▶ Assignment
All of the entries below should be copied exactly as they appear.
+--
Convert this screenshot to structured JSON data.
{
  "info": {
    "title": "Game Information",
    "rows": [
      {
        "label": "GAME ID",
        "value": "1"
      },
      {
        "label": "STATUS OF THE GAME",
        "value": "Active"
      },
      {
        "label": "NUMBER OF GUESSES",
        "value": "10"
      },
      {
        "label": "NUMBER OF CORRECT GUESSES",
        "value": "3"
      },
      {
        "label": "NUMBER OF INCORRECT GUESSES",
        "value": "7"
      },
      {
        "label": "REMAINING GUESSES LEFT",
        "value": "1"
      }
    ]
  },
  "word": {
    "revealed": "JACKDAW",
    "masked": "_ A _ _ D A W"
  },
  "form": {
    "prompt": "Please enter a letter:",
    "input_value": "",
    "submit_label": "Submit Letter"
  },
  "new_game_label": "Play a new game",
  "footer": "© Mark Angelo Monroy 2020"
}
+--
▶ Your response
Convert this screenshot to structured JSON data.
{
  "info": {
    "title": "Game Information",
    "rows": [
      {
        "label": "GAME ID",
        "value": "1"
      },
      {
        "label": "STATUS OF THE GAME",
        "value": "Active"
      },
      {
        "label": "NUMBER OF GUESSES",
        "value": "10"
      },
      {
        "label": "NUMBER OF CORRECT GUESSES",
        "value": "3"
      },
      {
        "label": "NUMBER OF INCORRECT GUESSES",
        "value": "7"
      },
      {
        "label": "REMAINING GUESSES LEFT",
        "value": "1"
      }
    ]
  },
  "word": {
    "revealed": "JACKDAW",
    "masked": "_ A _ _ D A W"
  },
  "form": {
    "prompt": "Please enter a letter:",
    "input_value": "",
    "submit_label": "Submit Letter"
  },
  "new_game_label": "Play a new game",
  "footer": "© Mark Angelo Monroy 2020"
}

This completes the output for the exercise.